The fire in the sink

moved in what Ma called buntog

a bubble body rolling its way

    towards the drain

Today it’s red

Most days it’s green

    or white / transparent

But I’m unclear about how it got there

This deep blush

    like my brother at 15

      un-wake-up-able from the smoke in his chest

We too often hoard shoes we don’t wear

We tease, wrestle

Rub together lungs for ruins

We burn our father right out of us


Janice Lobo Sapigao is a daughter of Filipina/o immigrants. Her first book, microchips for millions, critiques the Silicon Valley and its exploitation of immigrant women workers (Philippine American Writers and Artists, Inc. 2016). Her second book, like a solid to a shadow, about fatherlessness, grieving, and family lineages is forthcoming from Timeless, Infinite Light in 2017. She is the author of the chapbook toxic city (tinder tender press, 2015). She is a VONA/Voices Fellow and was awarded a Manuel G. Flores Prize, PAWA Scholarship to the Kundiman Poetry Retreat.
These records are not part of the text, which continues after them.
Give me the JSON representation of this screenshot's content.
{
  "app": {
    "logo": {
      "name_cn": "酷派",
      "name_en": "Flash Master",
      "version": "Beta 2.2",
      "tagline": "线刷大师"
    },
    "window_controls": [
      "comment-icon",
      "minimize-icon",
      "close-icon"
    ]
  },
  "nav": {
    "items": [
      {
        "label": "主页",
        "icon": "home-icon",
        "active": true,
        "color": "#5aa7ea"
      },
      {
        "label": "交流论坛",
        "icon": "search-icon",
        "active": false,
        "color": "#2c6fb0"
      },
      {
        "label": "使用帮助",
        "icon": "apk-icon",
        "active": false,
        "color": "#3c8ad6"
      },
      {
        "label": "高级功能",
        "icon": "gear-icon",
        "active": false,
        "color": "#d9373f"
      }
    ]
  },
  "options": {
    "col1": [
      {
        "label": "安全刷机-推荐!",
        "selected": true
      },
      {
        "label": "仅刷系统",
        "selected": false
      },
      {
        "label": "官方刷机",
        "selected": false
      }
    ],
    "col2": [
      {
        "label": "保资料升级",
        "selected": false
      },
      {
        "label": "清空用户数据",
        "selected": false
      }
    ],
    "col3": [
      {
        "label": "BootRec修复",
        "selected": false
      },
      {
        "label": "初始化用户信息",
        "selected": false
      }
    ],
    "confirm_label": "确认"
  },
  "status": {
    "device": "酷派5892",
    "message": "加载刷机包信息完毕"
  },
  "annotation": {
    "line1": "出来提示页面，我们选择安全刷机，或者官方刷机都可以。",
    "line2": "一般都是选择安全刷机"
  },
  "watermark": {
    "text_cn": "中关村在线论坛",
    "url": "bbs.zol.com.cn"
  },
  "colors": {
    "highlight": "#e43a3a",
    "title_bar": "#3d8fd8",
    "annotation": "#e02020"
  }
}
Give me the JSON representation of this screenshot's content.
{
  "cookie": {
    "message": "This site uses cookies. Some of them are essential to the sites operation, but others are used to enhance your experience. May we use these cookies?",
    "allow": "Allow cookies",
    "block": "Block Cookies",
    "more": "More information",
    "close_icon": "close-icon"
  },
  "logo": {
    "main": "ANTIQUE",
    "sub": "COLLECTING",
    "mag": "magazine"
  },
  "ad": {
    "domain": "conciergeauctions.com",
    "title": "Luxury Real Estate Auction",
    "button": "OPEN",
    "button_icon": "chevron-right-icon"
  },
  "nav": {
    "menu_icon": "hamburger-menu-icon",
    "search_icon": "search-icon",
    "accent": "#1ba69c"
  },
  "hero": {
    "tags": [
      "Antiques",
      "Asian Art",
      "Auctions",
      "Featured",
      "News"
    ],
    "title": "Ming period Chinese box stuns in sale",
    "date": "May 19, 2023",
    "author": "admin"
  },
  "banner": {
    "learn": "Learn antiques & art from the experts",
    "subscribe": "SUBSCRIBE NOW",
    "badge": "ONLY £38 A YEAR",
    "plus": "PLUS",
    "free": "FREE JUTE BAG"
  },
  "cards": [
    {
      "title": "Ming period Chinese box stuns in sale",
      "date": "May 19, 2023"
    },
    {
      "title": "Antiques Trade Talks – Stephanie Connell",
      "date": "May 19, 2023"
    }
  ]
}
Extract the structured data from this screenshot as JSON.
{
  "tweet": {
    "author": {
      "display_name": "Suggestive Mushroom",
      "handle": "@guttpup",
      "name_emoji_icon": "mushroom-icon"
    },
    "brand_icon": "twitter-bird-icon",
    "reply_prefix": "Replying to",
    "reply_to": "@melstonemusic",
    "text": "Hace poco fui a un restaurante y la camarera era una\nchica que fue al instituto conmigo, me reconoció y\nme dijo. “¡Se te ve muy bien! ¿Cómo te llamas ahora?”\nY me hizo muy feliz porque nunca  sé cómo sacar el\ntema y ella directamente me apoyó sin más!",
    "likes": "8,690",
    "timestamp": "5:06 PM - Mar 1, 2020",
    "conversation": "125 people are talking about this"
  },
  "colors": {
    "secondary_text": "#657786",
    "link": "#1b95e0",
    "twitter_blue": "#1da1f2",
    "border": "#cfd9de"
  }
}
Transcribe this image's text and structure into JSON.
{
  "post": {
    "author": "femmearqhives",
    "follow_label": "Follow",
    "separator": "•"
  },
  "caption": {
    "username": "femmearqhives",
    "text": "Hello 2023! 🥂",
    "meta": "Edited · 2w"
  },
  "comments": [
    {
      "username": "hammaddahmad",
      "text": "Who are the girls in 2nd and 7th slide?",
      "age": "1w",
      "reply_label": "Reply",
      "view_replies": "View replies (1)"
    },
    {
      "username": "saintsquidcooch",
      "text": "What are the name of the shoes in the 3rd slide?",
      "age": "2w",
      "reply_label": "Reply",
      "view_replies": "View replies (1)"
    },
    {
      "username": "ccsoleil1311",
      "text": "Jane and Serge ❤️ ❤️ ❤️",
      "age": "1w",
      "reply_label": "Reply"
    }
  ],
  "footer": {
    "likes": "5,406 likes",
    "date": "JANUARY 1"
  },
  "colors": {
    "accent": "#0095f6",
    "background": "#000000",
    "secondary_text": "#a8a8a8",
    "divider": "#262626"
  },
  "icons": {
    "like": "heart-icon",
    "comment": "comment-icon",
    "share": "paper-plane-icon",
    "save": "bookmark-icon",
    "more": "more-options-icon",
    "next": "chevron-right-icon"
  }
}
She is the Associate Editor of TAYO Literary Magazine, and a co-founder of Sunday Jump, an open mic in Los Angeles’s Historic Filipinotown. She earned her M.F.A. in Writing from CalArts, and she has a B.A. in Ethnic Studies with Honors from UC San Diego. If you want, you can learn more at